■ Task: Find each line of the entries with the string "Netherlands", please, and copy it.

——————————

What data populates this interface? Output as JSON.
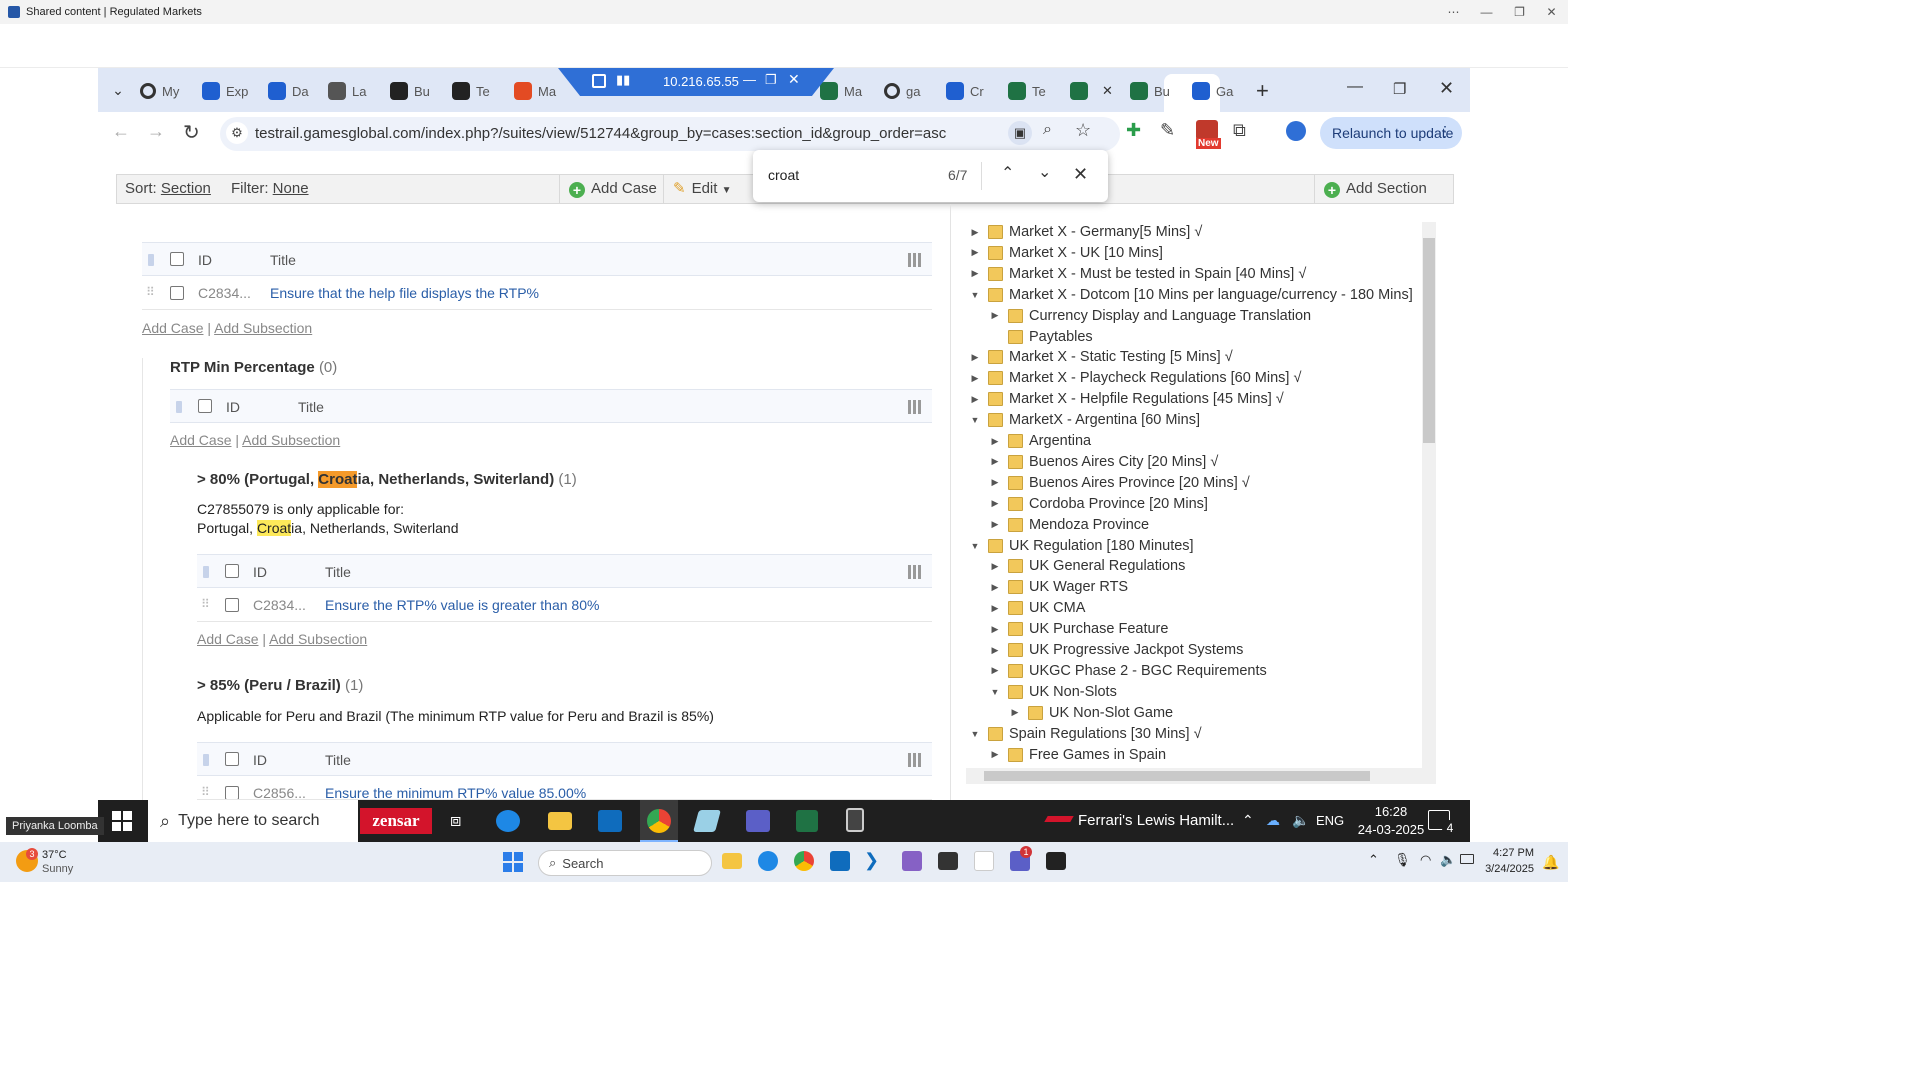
{
  "outer_window": {
    "title": "Shared content | Regulated Markets"
  },
  "browser": {
    "tabs": [
      {
        "label": "My",
        "icon": "circle-icon",
        "color": "#333333"
      },
      {
        "label": "Exp",
        "icon": "confluence-icon",
        "color": "#1f5fd0"
      },
      {
        "label": "Da",
        "icon": "confluence-icon",
        "color": "#1f5fd0"
      },
      {
        "label": "La",
        "icon": "atlas-icon",
        "color": "#555555"
      },
      {
        "label": "Bu",
        "icon": "bug-icon",
        "color": "#222222"
      },
      {
        "label": "Te",
        "icon": "target-icon",
        "color": "#222222"
      },
      {
        "label": "Ma",
        "icon": "microsoft-icon",
        "color": "#e34b23"
      },
      {
        "label": "Ma",
        "icon": "excel-icon",
        "color": "#1f7244"
      },
      {
        "label": "ga",
        "icon": "circle-icon",
        "color": "#333333"
      },
      {
        "label": "Cr",
        "icon": "confluence-icon",
        "color": "#1f5fd0"
      },
      {
        "label": "Te",
        "icon": "testrail-icon",
        "color": "#1f7244"
      },
      {
        "label": "",
        "icon": "testrail-icon",
        "color": "#1f7244"
      },
      {
        "label": "Bu",
        "icon": "testrail-icon",
        "color": "#1f7244"
      },
      {
        "label": "Ga",
        "icon": "confluence-icon",
        "color": "#1f5fd0"
      }
    ],
    "rdp_ip": "10.216.65.55",
    "url": "testrail.gamesglobal.com/index.php?/suites/view/512744&group_by=cases:section_id&group_order=asc",
    "relaunch_label": "Relaunch to update",
    "new_badge": "New"
  },
  "toolbar": {
    "sort_label": "Sort:",
    "sort_value": "Section",
    "filter_label": "Filter:",
    "filter_value": "None",
    "add_case": "Add Case",
    "edit": "Edit",
    "add_section": "Add Section"
  },
  "find": {
    "query": "croat",
    "count": "6/7"
  },
  "content": {
    "table_id": "ID",
    "table_title": "Title",
    "add_case": "Add Case",
    "add_subsection": "Add Subsection",
    "sep": "|",
    "row1": {
      "id": "C2834...",
      "title": "Ensure that the help file displays the RTP%"
    },
    "rtp_min": {
      "title": "RTP Min Percentage",
      "count": "(0)"
    },
    "sec80": {
      "t1": "> 80% (Portugal, ",
      "t_hl": "Croat",
      "t2": "ia, Netherlands, Switerland)",
      "count": "(1)",
      "desc1": "C27855079 is only applicable for:",
      "desc2a": "Portugal, ",
      "desc2_hl": "Croat",
      "desc2b": "ia, Netherlands, Switerland",
      "row": {
        "id": "C2834...",
        "title": "Ensure the RTP% value is greater than 80%"
      }
    },
    "sec85": {
      "title": "> 85% (Peru / Brazil)",
      "count": "(1)",
      "desc": "Applicable for Peru and Brazil (The minimum RTP value for Peru and Brazil is 85%)",
      "row": {
        "id": "C2856...",
        "title": "Ensure the minimum RTP% value 85.00%"
      }
    }
  },
  "tree": [
    {
      "label": "Market X - Germany[5 Mins] √",
      "level": 0,
      "arrow": "▶"
    },
    {
      "label": "Market X - UK [10 Mins]",
      "level": 0,
      "arrow": "▶"
    },
    {
      "label": "Market X - Must be tested in Spain [40 Mins] √",
      "level": 0,
      "arrow": "▶"
    },
    {
      "label": "Market X - Dotcom [10 Mins per language/currency - 180 Mins]",
      "level": 0,
      "arrow": "▼"
    },
    {
      "label": "Currency Display and Language Translation",
      "level": 1,
      "arrow": "▶"
    },
    {
      "label": "Paytables",
      "level": 1,
      "arrow": ""
    },
    {
      "label": "Market X - Static Testing [5 Mins] √",
      "level": 0,
      "arrow": "▶"
    },
    {
      "label": "Market X - Playcheck Regulations [60 Mins] √",
      "level": 0,
      "arrow": "▶"
    },
    {
      "label": "Market X - Helpfile Regulations [45 Mins] √",
      "level": 0,
      "arrow": "▶"
    },
    {
      "label": "MarketX - Argentina [60 Mins]",
      "level": 0,
      "arrow": "▼"
    },
    {
      "label": "Argentina",
      "level": 1,
      "arrow": "▶"
    },
    {
      "label": "Buenos Aires City [20 Mins] √",
      "level": 1,
      "arrow": "▶"
    },
    {
      "label": "Buenos Aires Province [20 Mins] √",
      "level": 1,
      "arrow": "▶"
    },
    {
      "label": "Cordoba Province [20 Mins]",
      "level": 1,
      "arrow": "▶"
    },
    {
      "label": "Mendoza Province",
      "level": 1,
      "arrow": "▶"
    },
    {
      "label": "UK Regulation [180 Minutes]",
      "level": 0,
      "arrow": "▼"
    },
    {
      "label": "UK General Regulations",
      "level": 1,
      "arrow": "▶"
    },
    {
      "label": "UK Wager RTS",
      "level": 1,
      "arrow": "▶"
    },
    {
      "label": "UK CMA",
      "level": 1,
      "arrow": "▶"
    },
    {
      "label": "UK Purchase Feature",
      "level": 1,
      "arrow": "▶"
    },
    {
      "label": "UK Progressive Jackpot Systems",
      "level": 1,
      "arrow": "▶"
    },
    {
      "label": "UKGC Phase 2 - BGC Requirements",
      "level": 1,
      "arrow": "▶"
    },
    {
      "label": "UK Non-Slots",
      "level": 1,
      "arrow": "▼"
    },
    {
      "label": "UK Non-Slot Game",
      "level": 2,
      "arrow": "▶"
    },
    {
      "label": "Spain Regulations [30 Mins] √",
      "level": 0,
      "arrow": "▼"
    },
    {
      "label": "Free Games in Spain",
      "level": 1,
      "arrow": "▶"
    }
  ],
  "inner_taskbar": {
    "search_placeholder": "Type here to search",
    "zensar": "zensar",
    "news": "Ferrari's Lewis Hamilt...",
    "lang": "ENG",
    "time": "16:28",
    "date": "24-03-2025",
    "notif": "4",
    "presenter": "Priyanka Loomba"
  },
  "outer_taskbar": {
    "weather_temp": "37°C",
    "weather_desc": "Sunny",
    "weather_badge": "3",
    "search": "Search",
    "time": "4:27 PM",
    "date": "3/24/2025",
    "badge": "1"
  }
}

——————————

■ Solution:
      "t2": "ia, Netherlands, Switerland)",
      "desc2b": "ia, Netherlands, Switerland",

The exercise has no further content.